However, it is just appropriate to focus and improve on the policy frameworks that have powered it thus far.
He listed key policy documents that are due for update to include:
*The Broadband Policy which realised its set target by the end of last year. He called on the Nigerian Communications Commission, NCC, and the National Information Technology Development Agency, NITDA, to improve on the document to ensure commendable future achievements.
* The broad ICT Policy document: He said the document is crying for a review and the request must be yielded to position the country among the greats.
*Executive Orders (EO): He advised that the policy framework needs to incorporate the specific use of ICTs to drive operations of MDAs including procurements. The improved EO should mention the need for standard data security, protection and archiving procedures.
Key also is the need for an ICT driven framework for compliance monitoring that is open, transparent and verifiable in line with the Open Government Partnership principles.
Local content should be key to growth
Still on policies that would position Nigeria’s ICT ecosystem to global standard from 2019 and beyond, Secretary Governing Board, Association of information and Communications Technology Local Content (ICTLOCA), Mr Adebunmi Akinbo said: “In the ICT Sector, Local Content should be regarded as the cornerstone to the growth, development and sustenance.
2019 should be an opportunity to channel attention and resource on harmonisation of information to stop capital flight, looking at internal development of structures and systems that benefits our corporate existence.
Education should see State Sector Scholarship on issues from nano-tech to space-tech. Such fields should create a fellowship with mandate to maintain State-Tech Laboratories on Research and documentation.
Business should be encouraged and sustained with focus on waiver and support for product consumption by MDAs.
Policies should be given priority. The need to ensure a strong Public-Private-Partnership that will adhere to issues around knowledge transfer, adherence to guidelines and transparent procedures and regulations that foster productivity is key.
We should not misplace our priority considering that we have the professionals but lack a platform to exchange and execute acquired skills.

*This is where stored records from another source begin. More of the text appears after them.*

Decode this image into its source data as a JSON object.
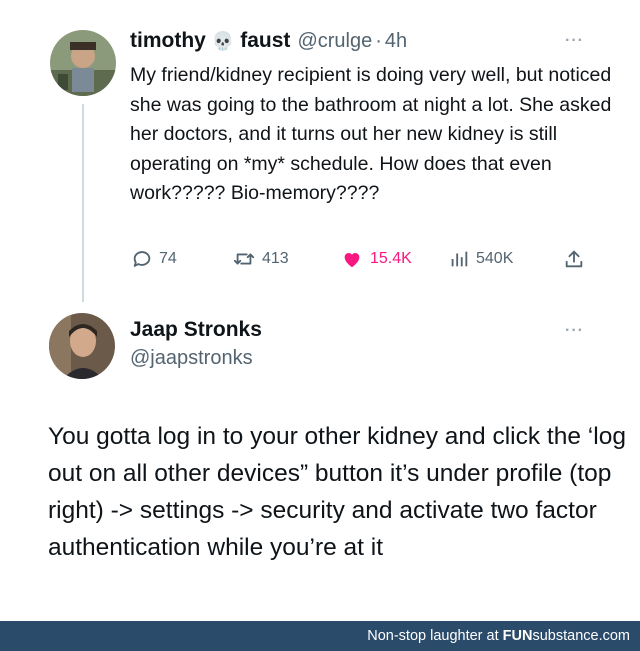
{
  "tweet1": {
    "display_name_first": "timothy",
    "display_name_emoji": "💀",
    "display_name_last": "faust",
    "handle": "@crulge",
    "separator": "·",
    "time": "4h",
    "more": "···",
    "text": "My friend/kidney recipient is doing very well, but noticed she was going to the bathroom at night a lot. She asked her doctors, and it turns out her new kidney is still operating on *my* schedule. How does that even work????? Bio-memory????",
    "replies": "74",
    "retweets": "413",
    "likes": "15.4K",
    "views": "540K",
    "like_color": "#f91880"
  },
  "tweet2": {
    "display_name": "Jaap Stronks",
    "handle": "@jaapstronks",
    "more": "···",
    "text": "You gotta log in to your other kidney and click the ‘log out on all other devices” button it’s under profile (top right) -> settings -> security and activate two factor authentication while you’re at it"
  },
  "footer": {
    "prefix": "Non-stop laughter at ",
    "brand_bold": "FUN",
    "brand_rest": "substance",
    "brand_suffix": ".com",
    "background": "#2a4b6a"
  }
}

If we follow these perspectives, the educated generation can sustain the new drive to innovate and consume what is created and export as the supposed giant of Africa” he added.